Thanks to Pepsi’s awesome Refresh Project, technology originally developed for the last World Cup has been utilized to allow Blind Soccer (Football) Players to “see” the field of play utilizing directional sound.
Created by Tracab, this system was comprised of sixteen cameras covering the entire field — including two innovative stereovision cameras placed at mid-field, and used the different colors of the team jersey’s to distinguish the home team from the away team, and to identify the referees. This set up, which was deployed during the last World Cup, essentially tracked the position of each player in real-time. This information was then funneled into an iPhone attached to each player’s headset, and converted into a surround-sound landscape, using an app created by a company called Society 46.

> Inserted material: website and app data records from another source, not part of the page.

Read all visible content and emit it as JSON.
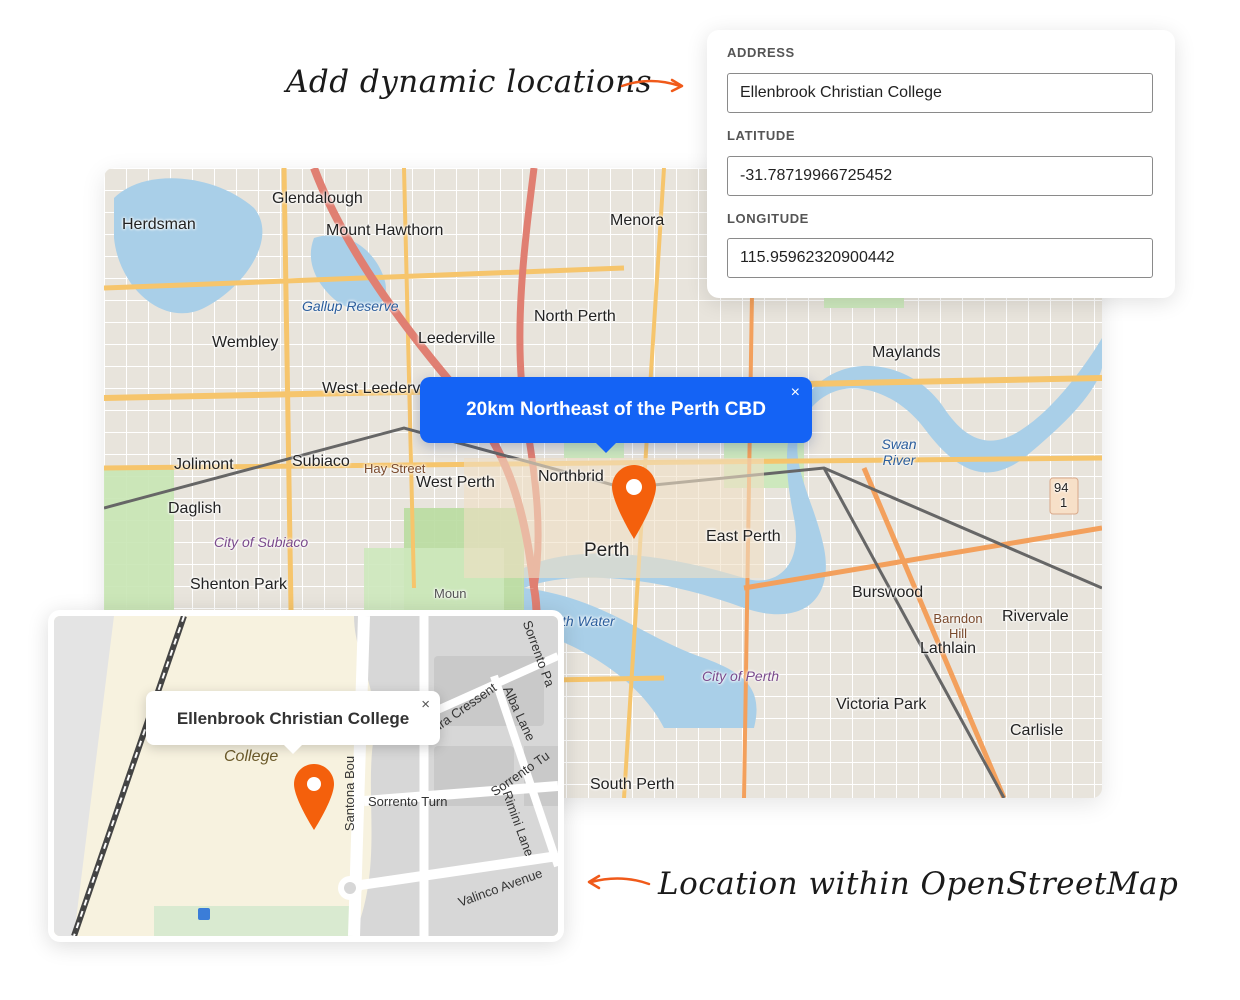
{
  "annotations": {
    "top": "Add dynamic locations",
    "bottom": "Location within OpenStreetMap"
  },
  "form": {
    "address_label": "ADDRESS",
    "address_value": "Ellenbrook Christian College",
    "latitude_label": "LATITUDE",
    "latitude_value": "-31.78719966725452",
    "longitude_label": "LONGITUDE",
    "longitude_value": "115.95962320900442"
  },
  "main_map": {
    "popup_text": "20km Northeast of the Perth CBD",
    "close_symbol": "×",
    "marker_color": "#f4600c",
    "popup_color": "#1463f5",
    "labels": {
      "herdsman": "Herdsman",
      "glendalough": "Glendalough",
      "mount_hawthorn": "Mount Hawthorn",
      "menora": "Menora",
      "gallup_reserve": "Gallup Reserve",
      "north_perth": "North Perth",
      "wembley": "Wembley",
      "leederville": "Leederville",
      "west_leederville": "West Leederv",
      "maylands": "Maylands",
      "jolimont": "Jolimont",
      "subiaco": "Subiaco",
      "hay_street": "Hay Street",
      "west_perth": "West Perth",
      "northbridge": "Northbrid",
      "daglish": "Daglish",
      "city_of_subiaco": "City of Subiaco",
      "perth": "Perth",
      "east_perth": "East Perth",
      "shenton_park": "Shenton Park",
      "mount": "Moun",
      "burswood": "Burswood",
      "perth_water": "th Water",
      "barndon_hill": "Barndon Hill",
      "rivervale": "Rivervale",
      "lathlain": "Lathlain",
      "city_of_perth": "City of Perth",
      "victoria_park": "Victoria Park",
      "carlisle": "Carlisle",
      "south_perth": "South Perth",
      "swan_river": "Swan River",
      "route_94": "94",
      "route_1": "1"
    }
  },
  "inset_map": {
    "popup_text": "Ellenbrook Christian College",
    "close_symbol": "×",
    "marker_color": "#f4600c",
    "labels": {
      "college": "College",
      "sorrento_turn": "Sorrento Turn",
      "sorrento_tu": "Sorrento Tu",
      "sorrento_pa": "Sorrento Pa",
      "laura_cressent": "Laura Cressent",
      "alba_lane": "Alba Lane",
      "rimini_lane": "Rimini Lane",
      "santona_boulevard": "Santona Bou",
      "valinco_avenue": "Valinco Avenue"
    }
  }
}
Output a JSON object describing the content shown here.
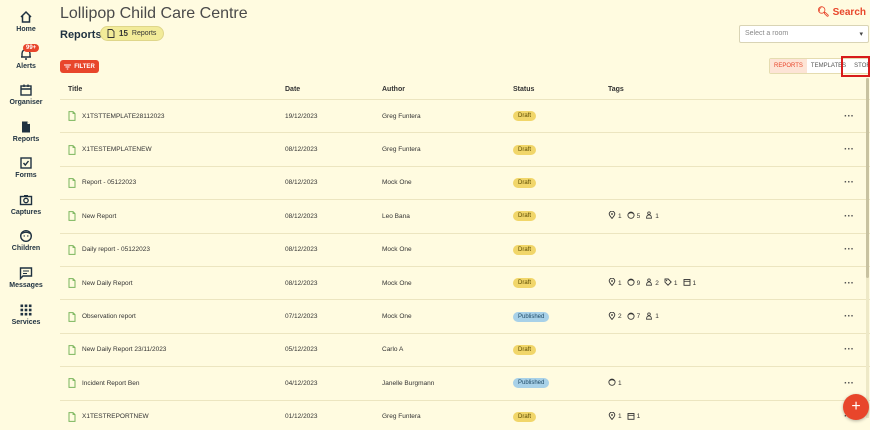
{
  "sidebar": {
    "items": [
      {
        "label": "Home",
        "icon": "home-icon"
      },
      {
        "label": "Alerts",
        "icon": "bell-icon",
        "badge": "99+"
      },
      {
        "label": "Organiser",
        "icon": "calendar-icon"
      },
      {
        "label": "Reports",
        "icon": "document-icon"
      },
      {
        "label": "Forms",
        "icon": "checkbox-icon"
      },
      {
        "label": "Captures",
        "icon": "camera-icon"
      },
      {
        "label": "Children",
        "icon": "child-face-icon"
      },
      {
        "label": "Messages",
        "icon": "message-icon"
      },
      {
        "label": "Services",
        "icon": "grid-icon"
      }
    ]
  },
  "header": {
    "app_title": "Lollipop Child Care Centre",
    "search_label": "Search",
    "page_title": "Reports",
    "count": "15",
    "count_label": "Reports",
    "room_placeholder": "Select a room"
  },
  "toolbar": {
    "filter_label": "FILTER",
    "tabs": [
      "REPORTS",
      "TEMPLATES",
      "STORIES"
    ],
    "active_tab": "REPORTS"
  },
  "table": {
    "headers": {
      "title": "Title",
      "date": "Date",
      "author": "Author",
      "status": "Status",
      "tags": "Tags"
    },
    "rows": [
      {
        "title": "X1TSTTEMPLATE28112023",
        "date": "19/12/2023",
        "author": "Greg Funtera",
        "status": "Draft",
        "tags": []
      },
      {
        "title": "X1TESTEMPLATENEW",
        "date": "08/12/2023",
        "author": "Greg Funtera",
        "status": "Draft",
        "tags": []
      },
      {
        "title": "Report - 05122023",
        "date": "08/12/2023",
        "author": "Mock One",
        "status": "Draft",
        "tags": []
      },
      {
        "title": "New Report",
        "date": "08/12/2023",
        "author": "Leo Bana",
        "status": "Draft",
        "tags": [
          {
            "icon": "pin-icon",
            "count": "1"
          },
          {
            "icon": "child-face-icon",
            "count": "5"
          },
          {
            "icon": "baby-icon",
            "count": "1"
          }
        ]
      },
      {
        "title": "Daily report - 05122023",
        "date": "08/12/2023",
        "author": "Mock One",
        "status": "Draft",
        "tags": []
      },
      {
        "title": "New Daily Report",
        "date": "08/12/2023",
        "author": "Mock One",
        "status": "Draft",
        "tags": [
          {
            "icon": "pin-icon",
            "count": "1"
          },
          {
            "icon": "child-face-icon",
            "count": "9"
          },
          {
            "icon": "baby-icon",
            "count": "2"
          },
          {
            "icon": "tag-icon",
            "count": "1"
          },
          {
            "icon": "calendar-icon",
            "count": "1"
          }
        ]
      },
      {
        "title": "Observation report",
        "date": "07/12/2023",
        "author": "Mock One",
        "status": "Published",
        "tags": [
          {
            "icon": "pin-icon",
            "count": "2"
          },
          {
            "icon": "child-face-icon",
            "count": "7"
          },
          {
            "icon": "baby-icon",
            "count": "1"
          }
        ]
      },
      {
        "title": "New Daily Report 23/11/2023",
        "date": "05/12/2023",
        "author": "Carlo A",
        "status": "Draft",
        "tags": []
      },
      {
        "title": "Incident Report Ben",
        "date": "04/12/2023",
        "author": "Janelle Burgmann",
        "status": "Published",
        "tags": [
          {
            "icon": "child-face-icon",
            "count": "1"
          }
        ]
      },
      {
        "title": "X1TESTREPORTNEW",
        "date": "01/12/2023",
        "author": "Greg Funtera",
        "status": "Draft",
        "tags": [
          {
            "icon": "pin-icon",
            "count": "1"
          },
          {
            "icon": "calendar-icon",
            "count": "1"
          }
        ]
      }
    ]
  },
  "fab_label": "+",
  "colors": {
    "accent": "#e8462b",
    "background": "#fffbe0",
    "draft": "#f1d66a",
    "published": "#a8d1e8",
    "highlight": "#d81b1b"
  }
}
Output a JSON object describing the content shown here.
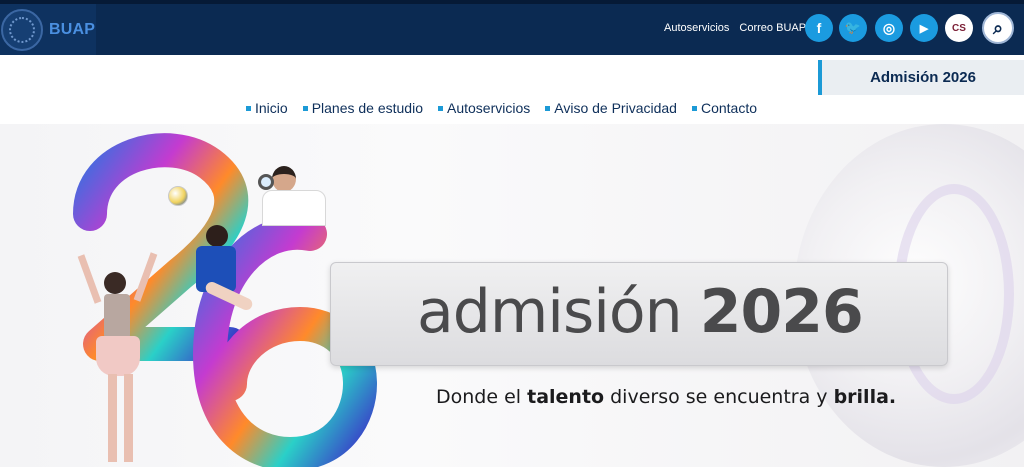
{
  "header": {
    "brand": "BUAP",
    "links": [
      "Autoservicios",
      "Correo BUAP"
    ],
    "social": [
      {
        "name": "facebook-icon",
        "glyph": "f"
      },
      {
        "name": "twitter-icon",
        "glyph": "🐦"
      },
      {
        "name": "instagram-icon",
        "glyph": "◎"
      },
      {
        "name": "youtube-icon",
        "glyph": "▶"
      },
      {
        "name": "cs-icon",
        "glyph": "CS"
      },
      {
        "name": "search-icon",
        "glyph": "⌕"
      }
    ]
  },
  "admission_tab": {
    "label": "Admisión 2026"
  },
  "nav": {
    "items": [
      "Inicio",
      "Planes de estudio",
      "Autoservicios",
      "Aviso de Privacidad",
      "Contacto"
    ]
  },
  "hero": {
    "title_prefix": "admisión",
    "title_year": "2026",
    "tagline_parts": [
      "Donde el ",
      "talento",
      " diverso se encuentra y ",
      "brilla."
    ]
  },
  "colors": {
    "topbar": "#0b2a52",
    "accent": "#1c9ad6",
    "social": "#1b9be0"
  }
}
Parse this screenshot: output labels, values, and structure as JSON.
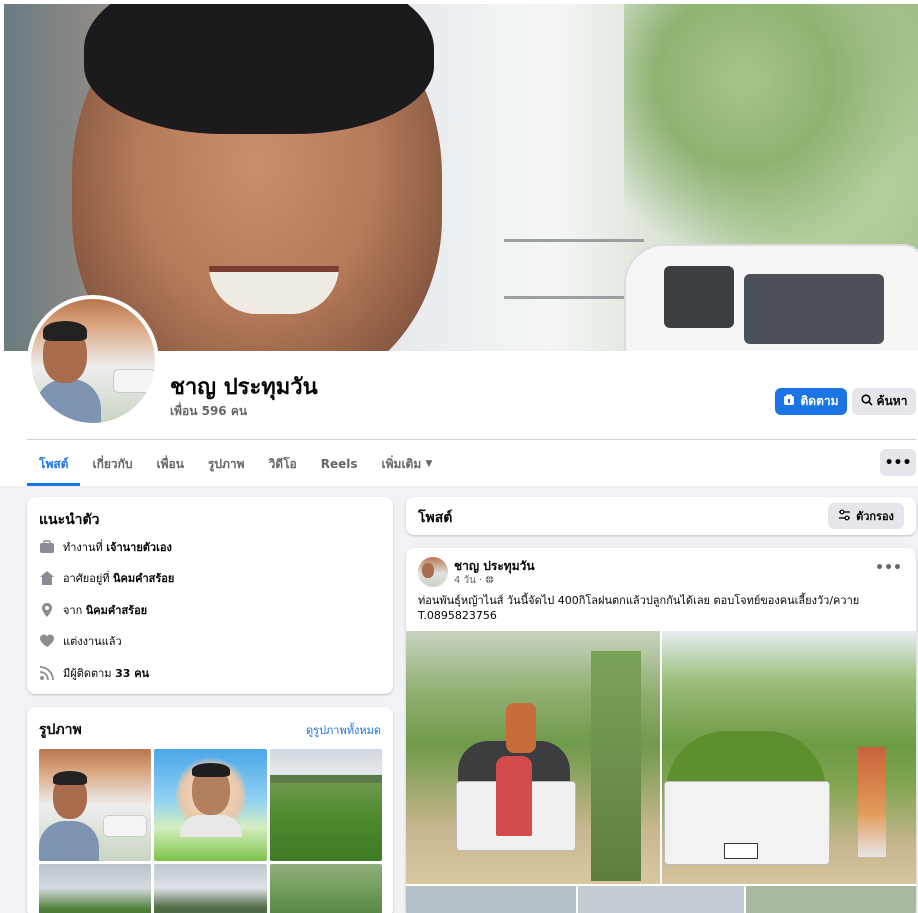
{
  "profile": {
    "name": "ชาญ ประทุมวัน",
    "friends": "เพื่อน 596 คน",
    "follow_label": "ติดตาม",
    "search_label": "ค้นหา"
  },
  "tabs": [
    {
      "label": "โพสต์",
      "active": true
    },
    {
      "label": "เกี่ยวกับ"
    },
    {
      "label": "เพื่อน"
    },
    {
      "label": "รูปภาพ"
    },
    {
      "label": "วิดีโอ"
    },
    {
      "label": "Reels"
    },
    {
      "label": "เพิ่มเติม"
    }
  ],
  "tab_more_icon": "more-dots-icon",
  "intro": {
    "title": "แนะนำตัว",
    "rows": [
      {
        "icon": "briefcase-icon",
        "prefix": "ทำงานที่ ",
        "value": "เจ้านายตัวเอง"
      },
      {
        "icon": "home-icon",
        "prefix": "อาศัยอยู่ที่ ",
        "value": "นิคมคำสร้อย"
      },
      {
        "icon": "location-pin-icon",
        "prefix": "จาก ",
        "value": "นิคมคำสร้อย"
      },
      {
        "icon": "heart-icon",
        "prefix": "แต่งงานแล้ว",
        "value": ""
      },
      {
        "icon": "rss-icon",
        "prefix": "มีผู้ติดตาม ",
        "value": "33 คน"
      }
    ]
  },
  "photos": {
    "title": "รูปภาพ",
    "see_all": "ดูรูปภาพทั้งหมด"
  },
  "posts_header": {
    "title": "โพสต์",
    "filter_label": "ตัวกรอง"
  },
  "post": {
    "author": "ชาญ ประทุมวัน",
    "time": "4 วัน",
    "text": "ท่อนพันธุ์หญ้าไนส์ วันนี้จัดไป 400กิโลฝนตกแล้วปลูกกันได้เลย ตอบโจทย์ของคนเลี้ยงวัว/ควาย T.0895823756"
  }
}
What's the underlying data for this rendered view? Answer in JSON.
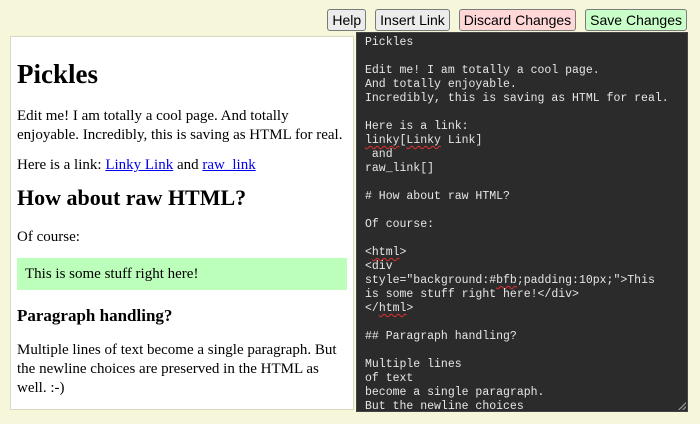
{
  "toolbar": {
    "help": "Help",
    "insert_link": "Insert Link",
    "discard": "Discard Changes",
    "save": "Save Changes"
  },
  "preview": {
    "title": "Pickles",
    "intro": "Edit me! I am totally a cool page. And totally enjoyable. Incredibly, this is saving as HTML for real.",
    "link_prefix": "Here is a link: ",
    "link1": "Linky Link",
    "link_and": " and ",
    "link2": "raw_link",
    "h2": "How about raw HTML?",
    "of_course": "Of course:",
    "greenbox": "This is some stuff right here!",
    "h3": "Paragraph handling?",
    "paragraph": "Multiple lines of text become a single paragraph. But the newline choices are preserved in the HTML as well. :-)"
  },
  "editor": {
    "lines": [
      "Pickles",
      "",
      "Edit me! I am totally a cool page.",
      "And totally enjoyable.",
      "Incredibly, this is saving as HTML for real.",
      "",
      "Here is a link:",
      "linky[Linky Link]",
      " and",
      "raw_link[]",
      "",
      "# How about raw HTML?",
      "",
      "Of course:",
      "",
      "<html>",
      "<div",
      "style=\"background:#bfb;padding:10px;\">This",
      "is some stuff right here!</div>",
      "</html>",
      "",
      "## Paragraph handling?",
      "",
      "Multiple lines",
      "of text",
      "become a single paragraph.",
      "But the newline choices"
    ]
  }
}
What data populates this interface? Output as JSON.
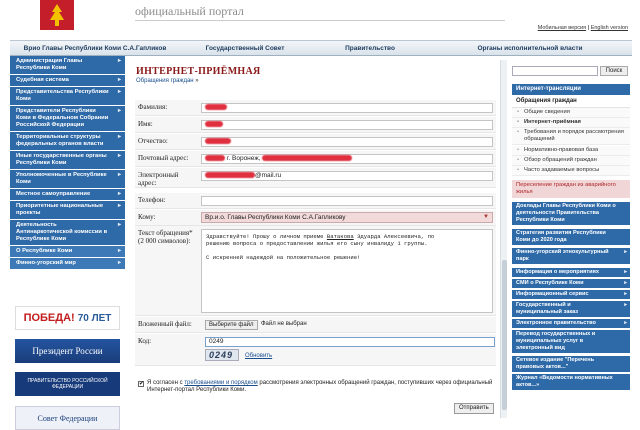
{
  "header": {
    "portal": "официальный портал",
    "mobile_link": "Мобильная версия",
    "sep": "|",
    "english_link": "English version"
  },
  "nav": {
    "items": [
      "Врио Главы Республики Коми С.А.Гапликов",
      "Государственный Совет",
      "Правительство",
      "Органы исполнительной власти"
    ]
  },
  "left_menu": [
    "Администрация Главы Республики Коми",
    "Судебная система",
    "Представительства Республики Коми",
    "Представители Республики Коми в Федеральном Собрании Российской Федерации",
    "Территориальные структуры федеральных органов власти",
    "Иные государственные органы Республики Коми",
    "Уполномоченные в Республике Коми",
    "Местное самоуправление",
    "Приоритетные национальные проекты",
    "Деятельность Антинаркотической комиссии в Республике Коми",
    "О Республике Коми",
    "Финно-угорский мир"
  ],
  "banners": {
    "pobeda": "ПОБЕДА!",
    "years": "70 ЛЕТ",
    "president": "Президент России",
    "government": "ПРАВИТЕЛЬСТВО РОССИЙСКОЙ ФЕДЕРАЦИИ",
    "sovet": "Совет Федерации"
  },
  "main": {
    "title": "ИНТЕРНЕТ-ПРИЁМНАЯ",
    "crumb": "Обращения граждан",
    "crumb_arrow": "»"
  },
  "form": {
    "lastname_label": "Фамилия:",
    "firstname_label": "Имя:",
    "patronymic_label": "Отчество:",
    "address_label": "Почтовый адрес:",
    "address_value": "г. Воронеж,",
    "email_label": "Электронный адрес:",
    "email_value": "@mail.ru",
    "phone_label": "Телефон:",
    "to_label": "Кому:",
    "to_value": "Вр.и.о. Главы Республики Коми С.А.Гапликову",
    "text_label": "Текст обращения* (2 000 символов):",
    "text_line1": "Здравствуйте! Прошу о личном приеме ",
    "text_name": "Ватакова",
    "text_line1b": " Эдуарда Алексеевича, по",
    "text_line2": "решению вопроса о предоставлении жилья его сыну инвалиду 1 группы.",
    "text_line3": "С искренней надеждой на положительное решение!",
    "file_label": "Вложенный файл:",
    "file_button": "Выберите файл",
    "file_none": "Файл не выбран",
    "code_label": "Код:",
    "code_value": "0249",
    "captcha_text": "0249",
    "refresh_link": "Обновить",
    "agree_prefix": "Я согласен с ",
    "agree_link": "требованиями и порядком",
    "agree_suffix": " рассмотрения электронных обращений граждан, поступивших через официальный Интернет-портал Республики Коми.",
    "checkbox_mark": "✔",
    "send_button": "Отправить"
  },
  "right": {
    "search_button": "Поиск",
    "internet_header": "Интернет-трансляции",
    "appeals_header": "Обращения граждан",
    "sub_items": [
      "Общие сведения",
      "Интернет-приёмная",
      "Требования и порядок рассмотрения обращений",
      "Нормативно-правовая база",
      "Обзор обращений граждан",
      "Часто задаваемые вопросы"
    ],
    "emergency": "Переселение граждан из аварийного жилья",
    "blue_items": [
      "Доклады Главы Республики Коми о деятельности Правительства Республики Коми",
      "Стратегия развития Республики Коми до 2020 года",
      "Финно-угорский этнокультурный парк",
      "Информация о мероприятиях",
      "СМИ о Республике Коми",
      "Информационный сервис",
      "Государственный и муниципальный заказ",
      "Электронное правительство",
      "Перевод государственных и муниципальных услуг в электронный вид",
      "Сетевое издание \"Перечень правовых актов...\"",
      "Журнал «Ведомости нормативных актов...»"
    ]
  }
}
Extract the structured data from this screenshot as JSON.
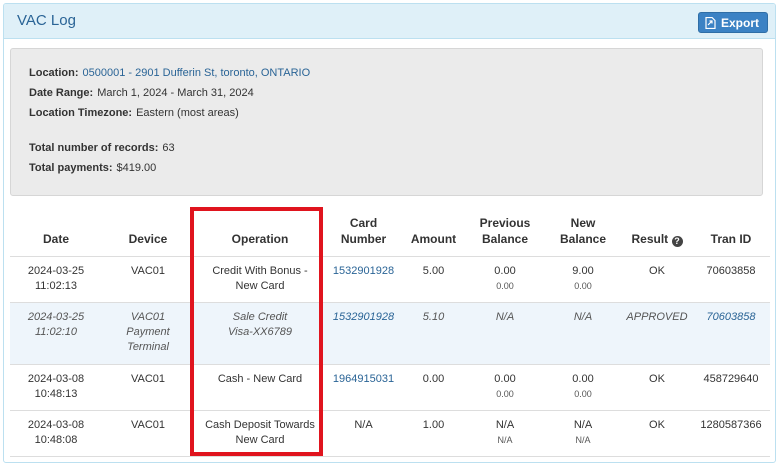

Unique sounds were assigned to both the ball and the goal; turning your head in the direction of one goal would produce one sound, facing the ball would result in another. This allowed each player to get a better idea of his surroundings and of his spatial positioning, though, as many of the pros found out, it wasn’t quite as easy as it looked. The designers of this system are now looking to use their technology in other, non-sports arenas, in the hopes of helping the blind and visually impaired “see” more of the world around them.